Published November 18, 2011
Tags: Grammar Girl, plural
by Grammar Girl
A Twitter user name Nick Piesco forwarded me the following message about making product names plural:
The Company Line: iPad 2 Tablets
Product names are always tricky because they are usually trademarked, and companies don’t like you to use trademarked words generically. The Apple page Guidelines for Using Trademarks and Copyrights gives this example:
Rules for Proper Use of Apple Trademarks
1. Trademarks are adjectives used to modify nouns; the noun is the generic name of a product or service.
2. As adjectives, trademarks may not be used in the plural or possessive form.
Correct: I bought two Macintosh computers.
Not Correct: I bought two Macintoshes.
By Grammar Girl
The World Series has fans asking how to make an abbreviation such as RBI plural. It can be confusing, since it’s the R-part (run) that is becoming plural. Should it be RsBI or RBIs or something else?
Even though it doesn’t make absolute logical sense, you make initialisms and acronyms plural by adding an s to the end no matter what part would be plural if you wrote the whole thing out: even though it would be runs batted in, you write it RBIs.
Can You Ever Use an Apostrophe?
In the past, some publications used apostrophes to make acronyms and abbreviations plural, so until a few years ago, it was common to see something like RBI’s or CD’s in the New York Times.
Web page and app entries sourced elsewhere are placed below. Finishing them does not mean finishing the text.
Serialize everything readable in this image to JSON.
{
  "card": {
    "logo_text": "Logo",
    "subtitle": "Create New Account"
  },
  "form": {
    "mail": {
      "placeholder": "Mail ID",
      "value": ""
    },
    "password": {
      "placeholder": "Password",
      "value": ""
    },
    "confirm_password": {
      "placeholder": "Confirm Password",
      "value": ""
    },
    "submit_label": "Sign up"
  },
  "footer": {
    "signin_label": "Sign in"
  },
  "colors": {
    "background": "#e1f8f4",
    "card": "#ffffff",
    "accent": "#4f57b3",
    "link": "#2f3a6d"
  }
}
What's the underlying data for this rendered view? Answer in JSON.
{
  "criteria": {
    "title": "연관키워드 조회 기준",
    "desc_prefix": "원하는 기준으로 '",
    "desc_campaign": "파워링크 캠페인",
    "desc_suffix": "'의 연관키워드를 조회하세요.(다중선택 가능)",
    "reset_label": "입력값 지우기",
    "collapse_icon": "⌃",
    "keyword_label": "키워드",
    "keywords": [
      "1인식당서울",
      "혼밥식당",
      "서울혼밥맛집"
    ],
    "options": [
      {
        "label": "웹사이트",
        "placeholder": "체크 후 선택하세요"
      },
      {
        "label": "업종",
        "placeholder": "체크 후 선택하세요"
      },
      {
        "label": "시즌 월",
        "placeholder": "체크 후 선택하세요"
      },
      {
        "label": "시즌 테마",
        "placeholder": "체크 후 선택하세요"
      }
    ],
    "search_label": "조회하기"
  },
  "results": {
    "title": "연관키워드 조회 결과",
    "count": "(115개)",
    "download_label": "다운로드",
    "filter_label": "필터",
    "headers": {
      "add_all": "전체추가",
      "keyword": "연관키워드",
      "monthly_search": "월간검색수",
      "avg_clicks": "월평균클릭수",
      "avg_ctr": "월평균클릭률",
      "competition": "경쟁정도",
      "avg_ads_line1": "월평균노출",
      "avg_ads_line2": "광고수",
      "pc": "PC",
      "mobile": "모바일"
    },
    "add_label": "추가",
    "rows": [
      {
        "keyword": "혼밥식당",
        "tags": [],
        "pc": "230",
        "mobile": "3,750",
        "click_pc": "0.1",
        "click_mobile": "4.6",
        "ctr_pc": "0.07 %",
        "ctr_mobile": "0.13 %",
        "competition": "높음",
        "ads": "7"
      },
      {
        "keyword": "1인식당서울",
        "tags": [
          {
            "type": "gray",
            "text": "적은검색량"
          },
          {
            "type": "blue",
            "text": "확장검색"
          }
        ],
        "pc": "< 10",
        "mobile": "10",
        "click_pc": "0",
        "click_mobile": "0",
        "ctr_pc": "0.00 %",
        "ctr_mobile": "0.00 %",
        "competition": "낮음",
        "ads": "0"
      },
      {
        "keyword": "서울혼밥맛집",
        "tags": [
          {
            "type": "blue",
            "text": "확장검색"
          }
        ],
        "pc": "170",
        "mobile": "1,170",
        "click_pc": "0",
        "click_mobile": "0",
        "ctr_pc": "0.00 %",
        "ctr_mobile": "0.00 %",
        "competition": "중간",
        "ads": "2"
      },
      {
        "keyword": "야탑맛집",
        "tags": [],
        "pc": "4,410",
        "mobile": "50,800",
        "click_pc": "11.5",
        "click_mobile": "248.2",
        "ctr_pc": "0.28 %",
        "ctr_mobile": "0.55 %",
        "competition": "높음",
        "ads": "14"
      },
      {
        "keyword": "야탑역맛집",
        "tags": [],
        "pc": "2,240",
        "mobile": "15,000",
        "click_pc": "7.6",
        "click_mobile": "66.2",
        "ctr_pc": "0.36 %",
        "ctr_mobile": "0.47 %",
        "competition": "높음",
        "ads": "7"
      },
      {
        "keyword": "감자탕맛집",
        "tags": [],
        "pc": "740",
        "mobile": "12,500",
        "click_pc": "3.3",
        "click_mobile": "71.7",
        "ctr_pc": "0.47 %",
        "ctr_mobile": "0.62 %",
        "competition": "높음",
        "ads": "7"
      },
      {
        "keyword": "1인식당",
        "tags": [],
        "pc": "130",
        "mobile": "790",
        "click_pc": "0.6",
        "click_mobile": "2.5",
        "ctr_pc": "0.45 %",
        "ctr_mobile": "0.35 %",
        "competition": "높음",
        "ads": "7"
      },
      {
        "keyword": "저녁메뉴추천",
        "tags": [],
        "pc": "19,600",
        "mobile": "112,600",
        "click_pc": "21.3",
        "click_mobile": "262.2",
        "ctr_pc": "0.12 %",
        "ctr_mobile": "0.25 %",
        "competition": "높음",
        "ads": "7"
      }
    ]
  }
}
Currently, all major publications and style guides I’m aware of recommend simply adding an s (without an apostrophe).
When Do You Use Periods? Continue reading ‘How Do You Make “RBI” Plural?’